Mesoporous WO3 films were prepared using amphiphilic PS19k-b-PEO6.5k as the structure directing agent and WCl6 as the precursor. PS19k-b-PEO6.5k (50 mg) was dissolved in THF (1 g), while WCl6 (0.2 g) was separately dissolved in EtOH (0.4 g). The two above solutions were mixed in a weight ratio of 2 (PS19k-b-PEO6.5k solution):1 (WCl6 solution), and then the solution was kept at 45 °C. After 24 h, the obtained blue solution was spin-coated onto FTO glass at 1000 rpm for 5 s. Subsequently, the thin film-coated FTO glass was placed in an oven at 45 °C for 24 h to form an inorganic-polymer composite. Next, the inorganic-polymer composite film was calcined in a preheated 350 °C furnace for 1 h, which resulted in an amorphous carbon/WO3 film. Last, an O2 plasma treatment was conducted to remove amorphous carbon while maintaining the amorphous nature of WO3. Additionally, we prepared compact-WO3 films for comparison. Compact-WO3 films were prepared by spin coating a nanoparticle WO3 suspension on FTO glass at 5000 rpm for 20 s, followed by thermal annealing at 60 °C for 10 h in vacuum 23.

Fabrication of the NiO film

NiO nanoparticles were synthesized by the solvothermal method according to a previous report67. The resulting NiO nanoparticles (0.2 g) were dispersed in a mixture of DI-water and 2-propanol as the solvent (DI-water:2-propanol = 1:1, 2 g). Thereafter, the obtained suspension was spin coated onto ITO glass at 1000 rpm for 20 s, followed by annealing at 200 °C for 2 h.

Device assembly

ECSs were fabricated by assembling the mesoporous WO3 (or compact-WO3 film) and NiO film as an active layer and ion-storage layer, respectively, in which a precut thermoplastic (Parafilm) spacer was employed. Then, 1 M LiClO4 in a propylene carbonate (PC) electrolyte was filled into the assembled ECSs and sealed with epoxy glue.

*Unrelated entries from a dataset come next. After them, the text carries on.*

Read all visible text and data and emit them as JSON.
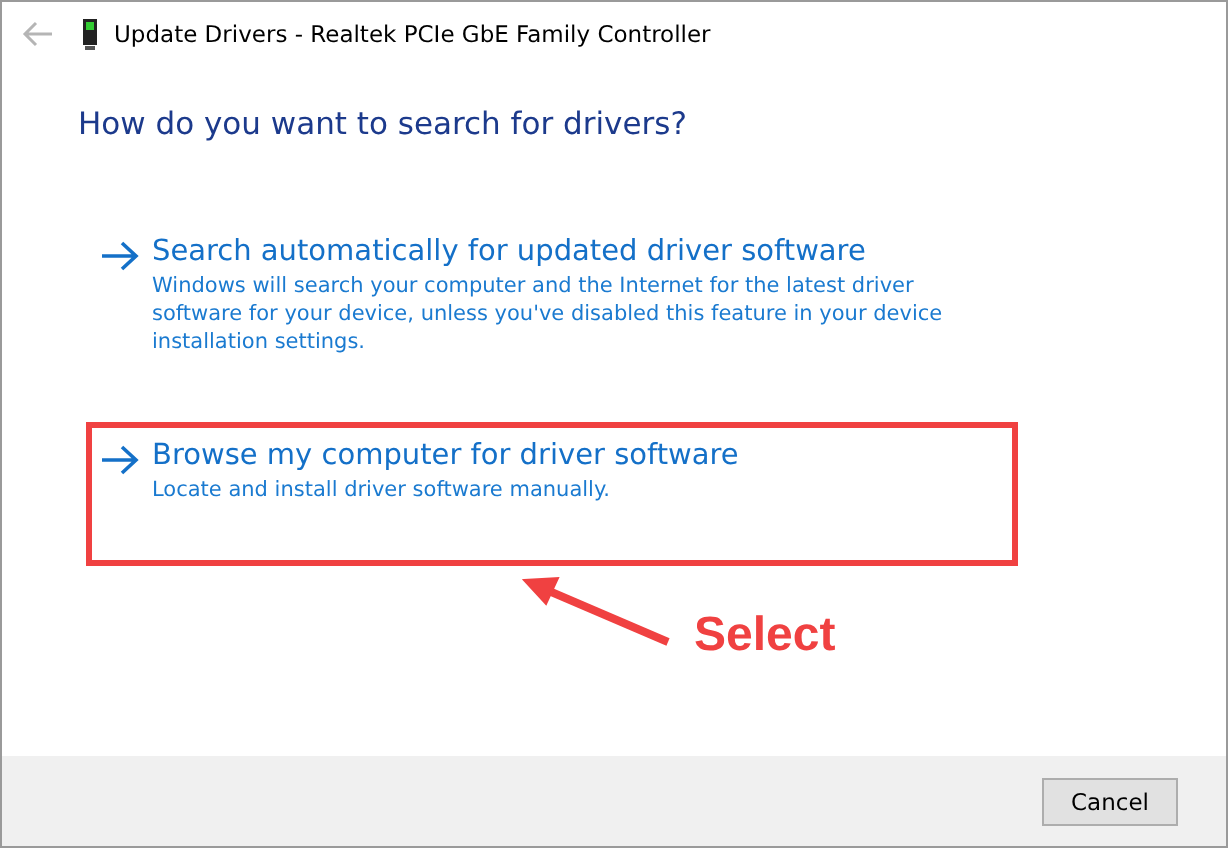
{
  "window": {
    "title": "Update Drivers - Realtek PCIe GbE Family Controller"
  },
  "heading": "How do you want to search for drivers?",
  "options": [
    {
      "title": "Search automatically for updated driver software",
      "description": "Windows will search your computer and the Internet for the latest driver software for your device, unless you've disabled this feature in your device installation settings.",
      "selected": false
    },
    {
      "title": "Browse my computer for driver software",
      "description": "Locate and install driver software manually.",
      "selected": true
    }
  ],
  "annotation": {
    "label": "Select"
  },
  "buttons": [
    "Cancel"
  ]
}
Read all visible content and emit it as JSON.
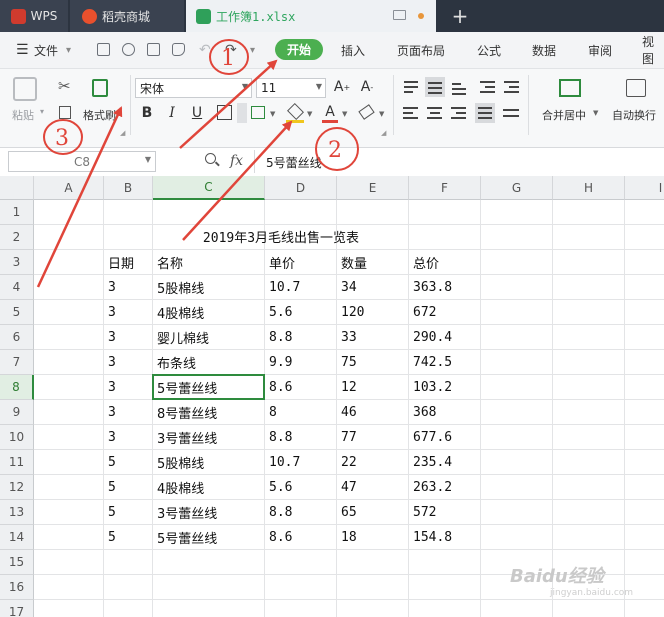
{
  "tabs": [
    {
      "id": "wps",
      "label": "WPS"
    },
    {
      "id": "store",
      "label": "稻壳商城"
    },
    {
      "id": "doc",
      "label": "工作簿1.xlsx"
    }
  ],
  "tab_plus": "+",
  "menu": {
    "file_label": "文件",
    "items": [
      "开始",
      "插入",
      "页面布局",
      "公式",
      "数据",
      "审阅",
      "视图"
    ]
  },
  "ribbon": {
    "paste_label": "粘贴",
    "format_painter_label": "格式刷",
    "font_name": "宋体",
    "font_size": "11",
    "bold": "B",
    "italic": "I",
    "underline": "U",
    "font_color_glyph": "A",
    "merge_label": "合并居中",
    "wrap_label": "自动换行"
  },
  "formula_bar": {
    "cell_ref": "C8",
    "fx": "fx",
    "value": "5号蕾丝线"
  },
  "sheet": {
    "columns": [
      "A",
      "B",
      "C",
      "D",
      "E",
      "F",
      "G",
      "H",
      "I"
    ],
    "row_numbers": [
      "1",
      "2",
      "3",
      "4",
      "5",
      "6",
      "7",
      "8",
      "9",
      "10",
      "11",
      "12",
      "13",
      "14",
      "15",
      "16",
      "17"
    ],
    "selected_column": "C",
    "selected_row": "8",
    "title": "2019年3月毛线出售一览表",
    "headers": [
      "日期",
      "名称",
      "单价",
      "数量",
      "总价"
    ],
    "rows": [
      [
        "3",
        "5股棉线",
        "10.7",
        "34",
        "363.8"
      ],
      [
        "3",
        "4股棉线",
        "5.6",
        "120",
        "672"
      ],
      [
        "3",
        "婴儿棉线",
        "8.8",
        "33",
        "290.4"
      ],
      [
        "3",
        "布条线",
        "9.9",
        "75",
        "742.5"
      ],
      [
        "3",
        "5号蕾丝线",
        "8.6",
        "12",
        "103.2"
      ],
      [
        "3",
        "8号蕾丝线",
        "8",
        "46",
        "368"
      ],
      [
        "3",
        "3号蕾丝线",
        "8.8",
        "77",
        "677.6"
      ],
      [
        "5",
        "5股棉线",
        "10.7",
        "22",
        "235.4"
      ],
      [
        "5",
        "4股棉线",
        "5.6",
        "47",
        "263.2"
      ],
      [
        "5",
        "3号蕾丝线",
        "8.8",
        "65",
        "572"
      ],
      [
        "5",
        "5号蕾丝线",
        "8.6",
        "18",
        "154.8"
      ]
    ]
  },
  "annotations": [
    "1",
    "2",
    "3"
  ],
  "watermark": {
    "text": "Baidu经验",
    "sub": "jingyan.baidu.com"
  },
  "colors": {
    "accent": "#4caf50",
    "selection": "#2e8b3e",
    "annotation": "#e0453a",
    "tabbar": "#2c3440"
  }
}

Printing-assisted EISA

The EISA solution was filled into a syringe, which had a nozzle diameter of 160 μm. An electrostatic field was applied between the nozzle and the substrate during printing, and the electrostatic force allowed the polar EISA solution to form a well-defined pattern. The movement of the sample stage was controlled by a computer, by which the printing speed and the distance between the nozzle and substrate were adjusted. The obtained patterned films were calcined at 350 °C, followed by an O2 plasma treatment before use.

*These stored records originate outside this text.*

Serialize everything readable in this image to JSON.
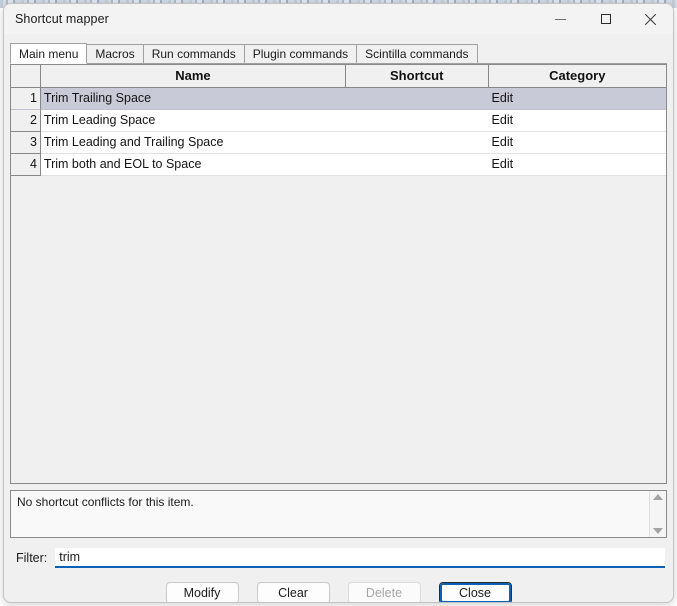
{
  "window": {
    "title": "Shortcut mapper",
    "controls": [
      {
        "name": "minimize",
        "icon": "minimize-icon"
      },
      {
        "name": "maximize",
        "icon": "maximize-icon"
      },
      {
        "name": "close",
        "icon": "close-icon"
      }
    ]
  },
  "tabs": [
    {
      "label": "Main menu",
      "active": true
    },
    {
      "label": "Macros",
      "active": false
    },
    {
      "label": "Run commands",
      "active": false
    },
    {
      "label": "Plugin commands",
      "active": false
    },
    {
      "label": "Scintilla commands",
      "active": false
    }
  ],
  "table": {
    "columns": [
      "",
      "Name",
      "Shortcut",
      "Category"
    ],
    "rows": [
      {
        "num": "1",
        "name": "Trim Trailing Space",
        "shortcut": "",
        "category": "Edit",
        "selected": true
      },
      {
        "num": "2",
        "name": "Trim Leading Space",
        "shortcut": "",
        "category": "Edit",
        "selected": false
      },
      {
        "num": "3",
        "name": "Trim Leading and Trailing Space",
        "shortcut": "",
        "category": "Edit",
        "selected": false
      },
      {
        "num": "4",
        "name": "Trim both and EOL to Space",
        "shortcut": "",
        "category": "Edit",
        "selected": false
      }
    ]
  },
  "conflicts": {
    "message": "No shortcut conflicts for this item.",
    "scrollbar": {
      "up": "scroll-up-icon",
      "down": "scroll-down-icon"
    }
  },
  "filter": {
    "label": "Filter:",
    "value": "trim",
    "placeholder": ""
  },
  "buttons": [
    {
      "label": "Modify",
      "name": "modify-button",
      "state": "enabled"
    },
    {
      "label": "Clear",
      "name": "clear-button",
      "state": "enabled"
    },
    {
      "label": "Delete",
      "name": "delete-button",
      "state": "disabled"
    },
    {
      "label": "Close",
      "name": "close-button",
      "state": "default"
    }
  ],
  "colors": {
    "selection": "#c9cad8",
    "focus_accent": "#0a62b8",
    "window_bg": "#f0f0f0",
    "titlebar_bg": "#f3f3f3"
  }
}
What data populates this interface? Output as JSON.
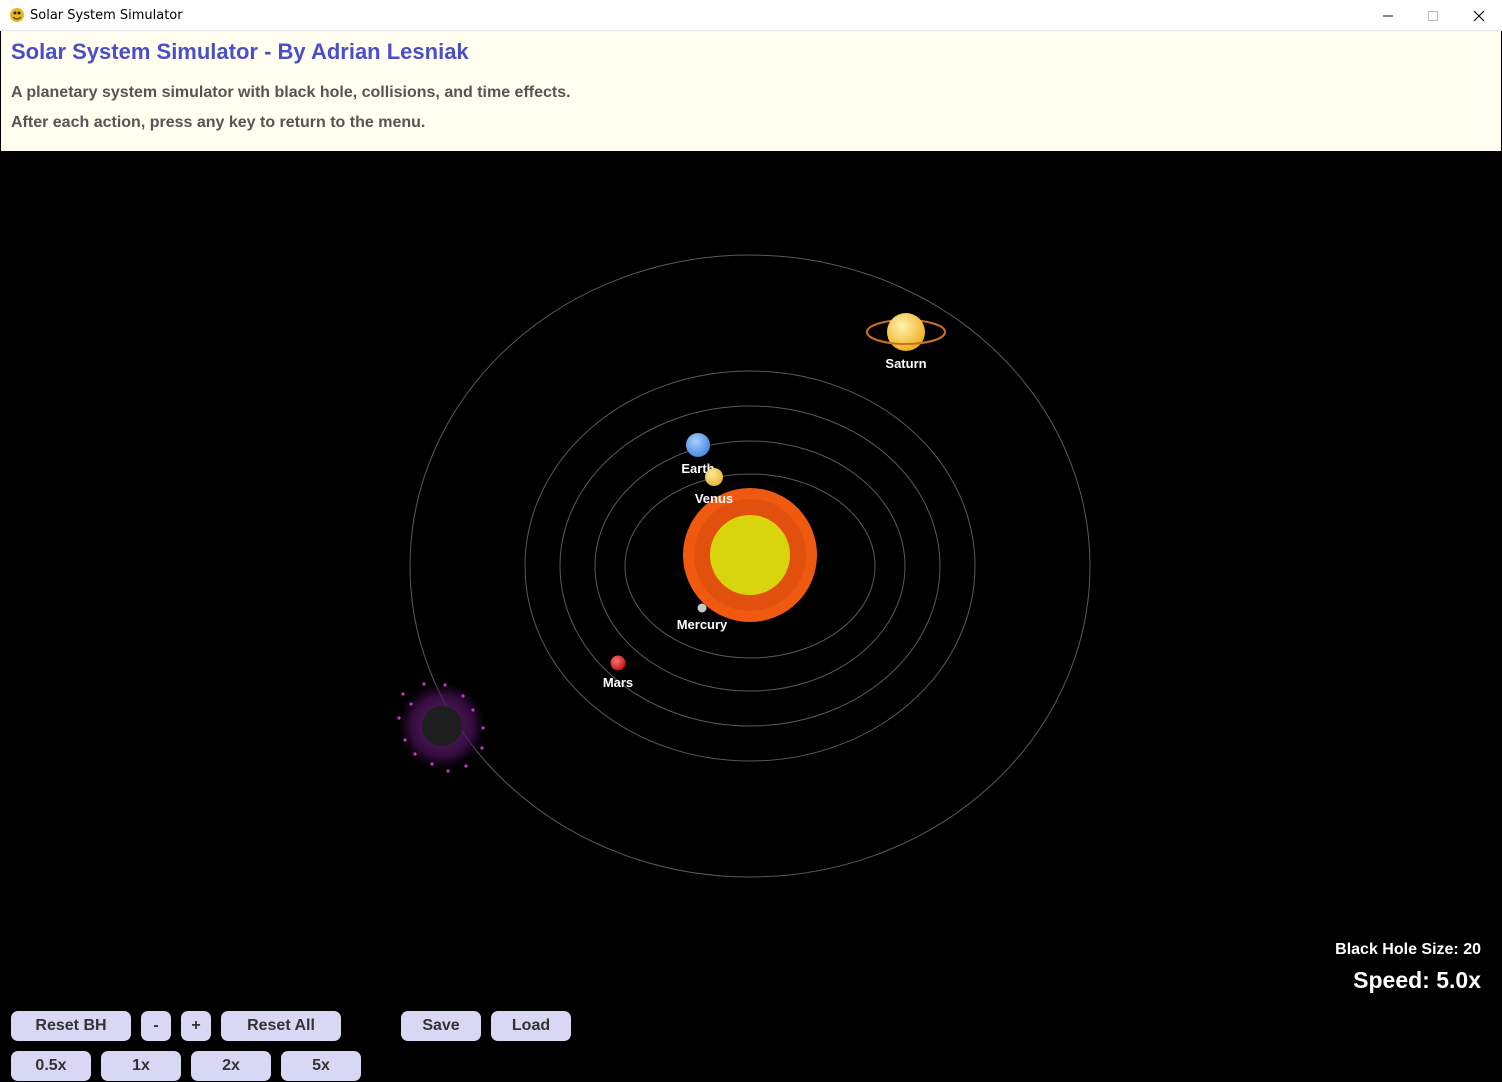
{
  "window": {
    "title": "Solar System Simulator",
    "minimize": "—",
    "maximize": "☐",
    "close": "✕"
  },
  "header": {
    "title": "Solar System Simulator - By Adrian Lesniak",
    "line1": "A planetary system simulator with black hole, collisions, and time effects.",
    "line2": "After each action, press any key to return to the menu."
  },
  "planets": {
    "saturn": "Saturn",
    "earth": "Earth",
    "venus": "Venus",
    "mercury": "Mercury",
    "mars": "Mars"
  },
  "status": {
    "black_hole_size": "Black Hole Size: 20",
    "speed": "Speed: 5.0x"
  },
  "buttons": {
    "reset_bh": "Reset BH",
    "minus": "-",
    "plus": "+",
    "reset_all": "Reset All",
    "save": "Save",
    "load": "Load",
    "speed_05": "0.5x",
    "speed_1": "1x",
    "speed_2": "2x",
    "speed_5": "5x"
  },
  "colors": {
    "title": "#4a4fc7",
    "header_bg": "#fffef0",
    "button_bg": "#d8d8f4",
    "sun_outer": "#f05a10",
    "sun_core": "#d8d40e"
  }
}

Film characterization

The fabricated films in this work were characterized by OM (ECLIPSE LV100ND, Nikon), FE-SEM (S-4800, Hitachi) at an acceleration voltage of 10 kV, HR-TEM (JEM-2200FS, JEOL), XRD (D/MAX2500 VL-PC, Rigaku) with a Cu Kα radiation source (λ = 0.154178 nm), XPS (Vgescalab 250, Thermo Fisher Scientific) equipped with a monochromatic Al-Kα radiation source (hv = 1486.8 eV) and Raman spectroscopy (Alpha 300 R, WITEC) using a He–Ne laser with an excitation wavelength of 632.8 nm. Nitrogen physisorption was performed at 77 K using a Micrometrics ASAP 2010 system. The Brunauer-Emmett-Teller (BET) surface area was calculated using the data obtained over the relative pressure range of 0.05 ≤ p/p0 ≤ 0.2. The cell and window size distributions were calculated by the Barrett–Joyner–Halenda (BJH) method from the adsorption and desorption branches of the isotherm.

Performance characterizations

DC voltage and square wave voltages were supplied from a potentiostat (Wave Driver 10, Pine Instrument). A UV–vis spectrophotometer (V-730, Jasco) was used to record the UV–vis spectra (360 to 1100 nm at a scan rate of 400 nm/min) at various applied voltages and the transient transmittance changes at a fixed wavelength (700 nm). CV, EIS, and galvanostatic charge–discharge (GCD) measurements were conducted using a battery cycler system (WBCS3000L, WonATech). EIS was conducted from 1000 kHz to 0.01 Hz at −0.5 V.